The protesters, made up in large part of families and young people, carried signs and voiced chants calling for respect for life and denouncing the government's pro-abortion stance. Many people who passed by the demonstration in their cars honked their horns in an expression of support.
The march included a courageous talk given by two women who had gone through abortions and who called on citizens to support women and help them avoid going through such an experience.
Dr. Juan Francisco Jimenez, a leading member of Doctors for Life, said, "The enthusiastic and large turnout among young people is a sign of social vitality and nothing can keep one from seeing that Spain is pro-life and not pro-death."
Jesus Poveda, leader of Spain's Pro-Life Movement, stated, "There is an unstoppable resurgence of social sensitivity to defending life which goes beyond political ideologies."
Lastly, the president of Doctors for Life, Enrique Jaureguizar, said the march was convened to ask the government to reverse the law on abortion and to pass legislation that protects pregnant mothers, so that abortion is not the only choice they are given.
Doctors for Life is an association of the Autonomous University of Madrid and is dedicated to "the defense of the most fundamental right of the human being: the right to life."
Mexico City, Mexico, Dec 15, 2004 (CNA) - Cardinal Norberto Rivera, Archbishop of Mexico City, is calling on Mexicans to financially assist the Church to continue building a shrine dedicated to St. Juan Diego, which is to be located near the Basilica of Guadalupe.
Cardinal Rivera lamented that some media have "invented" the story that construction has been suspended for economic reasons and he pointed out that the delay was due to the government failing to provide the necessary documentation to begin construction.
"Without the paperwork which federal authorities finally sent to us last week, we were liable to disappoint so many people who want to see a church in this place," he explained.
The cardinal revealed that after the Christmas holidays, the groundwork for construction of the church will continue forward. He warned however that the church would be built "as the people contribute. Its not like we have all the money to finance the construction. Catholic churches have always been built through the contributions of the faithful." Therefore he renewed his call for Catholics to contribute economically to the project.
The shrine dedicated to St. Juan Diego, the Indian to whom the Virgin of Guadalupe appeared, could be completed in two years.
Sydney, Australia, Dec 15, 2004 (CNA) - The morals which the “sexual revolution” considered to be “taboos” exist for a reason, Health Minister Tony Abbott told “The Australian.”
According to Abbott, even radical feminist leaders “are beginning to regret the dark consequences of sexual freedom.”

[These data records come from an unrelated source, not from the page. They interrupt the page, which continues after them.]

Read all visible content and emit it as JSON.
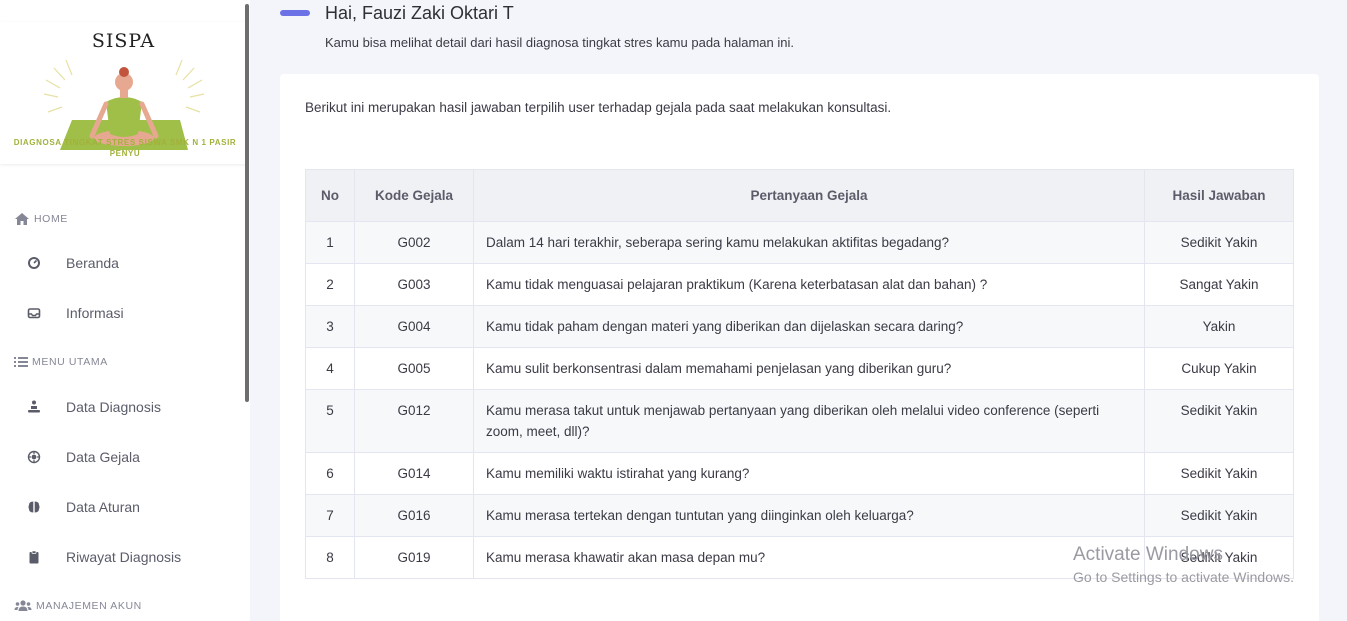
{
  "brand": {
    "title": "SISPA",
    "subtitle": "DIAGNOSA TINGKAT STRES SISWA SMK N 1 PASIR PENYU"
  },
  "sidebar": {
    "sections": [
      {
        "label": "HOME",
        "icon": "home-icon"
      },
      {
        "label": "MENU UTAMA",
        "icon": "list-icon"
      },
      {
        "label": "MANAJEMEN AKUN",
        "icon": "users-icon"
      }
    ],
    "items": [
      {
        "label": "Beranda",
        "icon": "dashboard-icon"
      },
      {
        "label": "Informasi",
        "icon": "inbox-icon"
      },
      {
        "label": "Data Diagnosis",
        "icon": "meditation-icon"
      },
      {
        "label": "Data Gejala",
        "icon": "virus-icon"
      },
      {
        "label": "Data Aturan",
        "icon": "brain-icon"
      },
      {
        "label": "Riwayat Diagnosis",
        "icon": "clipboard-icon"
      }
    ]
  },
  "header": {
    "greeting": "Hai, Fauzi Zaki Oktari T",
    "subtitle": "Kamu bisa melihat detail dari hasil diagnosa tingkat stres kamu pada halaman ini."
  },
  "card": {
    "description": "Berikut ini merupakan hasil jawaban terpilih user terhadap gejala pada saat melakukan konsultasi."
  },
  "table": {
    "columns": [
      "No",
      "Kode Gejala",
      "Pertanyaan Gejala",
      "Hasil Jawaban"
    ],
    "rows": [
      {
        "no": "1",
        "kode": "G002",
        "pertanyaan": "Dalam 14 hari terakhir, seberapa sering kamu melakukan aktifitas begadang?",
        "hasil": "Sedikit Yakin"
      },
      {
        "no": "2",
        "kode": "G003",
        "pertanyaan": "Kamu tidak menguasai pelajaran praktikum (Karena keterbatasan alat dan bahan) ?",
        "hasil": "Sangat Yakin"
      },
      {
        "no": "3",
        "kode": "G004",
        "pertanyaan": "Kamu tidak paham dengan materi yang diberikan dan dijelaskan secara daring?",
        "hasil": "Yakin"
      },
      {
        "no": "4",
        "kode": "G005",
        "pertanyaan": "Kamu sulit berkonsentrasi dalam memahami penjelasan yang diberikan guru?",
        "hasil": "Cukup Yakin"
      },
      {
        "no": "5",
        "kode": "G012",
        "pertanyaan": "Kamu merasa takut untuk menjawab pertanyaan yang diberikan oleh melalui video conference (seperti zoom, meet, dll)?",
        "hasil": "Sedikit Yakin"
      },
      {
        "no": "6",
        "kode": "G014",
        "pertanyaan": "Kamu memiliki waktu istirahat yang kurang?",
        "hasil": "Sedikit Yakin"
      },
      {
        "no": "7",
        "kode": "G016",
        "pertanyaan": "Kamu merasa tertekan dengan tuntutan yang diinginkan oleh keluarga?",
        "hasil": "Sedikit Yakin"
      },
      {
        "no": "8",
        "kode": "G019",
        "pertanyaan": "Kamu merasa khawatir akan masa depan mu?",
        "hasil": "Sedikit Yakin"
      }
    ]
  },
  "watermark": {
    "line1": "Activate Windows",
    "line2": "Go to Settings to activate Windows."
  }
}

With 100,000 abortions per year and a divorce rate of 37%, Australia has decided to introduce legal changes to stop the destruction of the family. Among other things, the country has just approved a law that only accepts marriage between a man and a woman. The legislation excludes any other type of “union” and disregards the “unnatural marriages” that take place in other countries.

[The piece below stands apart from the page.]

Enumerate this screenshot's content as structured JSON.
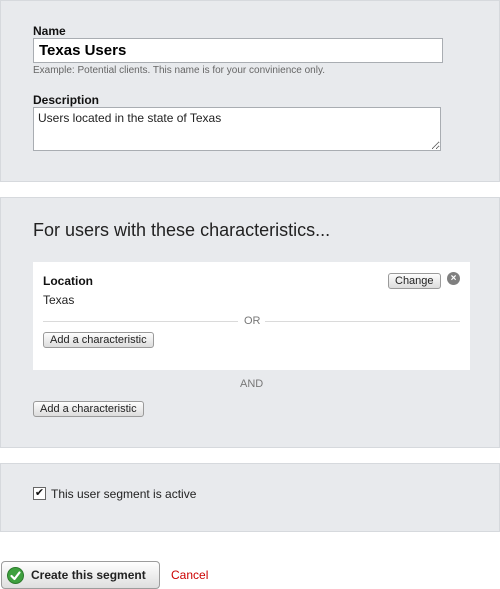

“The legacy of a permissive society, broken families, mental illnesses, suggests that the old ‘social taboos’ were somewhat right,” Abbott said.
, Dec 15, 2004 (CNA) - The Latin America Bishops Conference (CELAM) is planning a gathering of the bishops of the region to discuss how to promote social responsibility in the business world.
The gathering, which will take place in April of 2005 in Costa Rica, will bring together the bishops charged with social ministries and with Catholic Charities in order to discuss methods for encouraging Latin American Catholic entrepreneurs to participate in the social development of their own countries.
“A socially responsible business is a very powerful tool for converting savage globalization into globalization with a human face and is a benefit for all members of society,” CELAM said.
The meeting will address pastoral plans for the Church in the region, keeping in mind the experiences of the North America.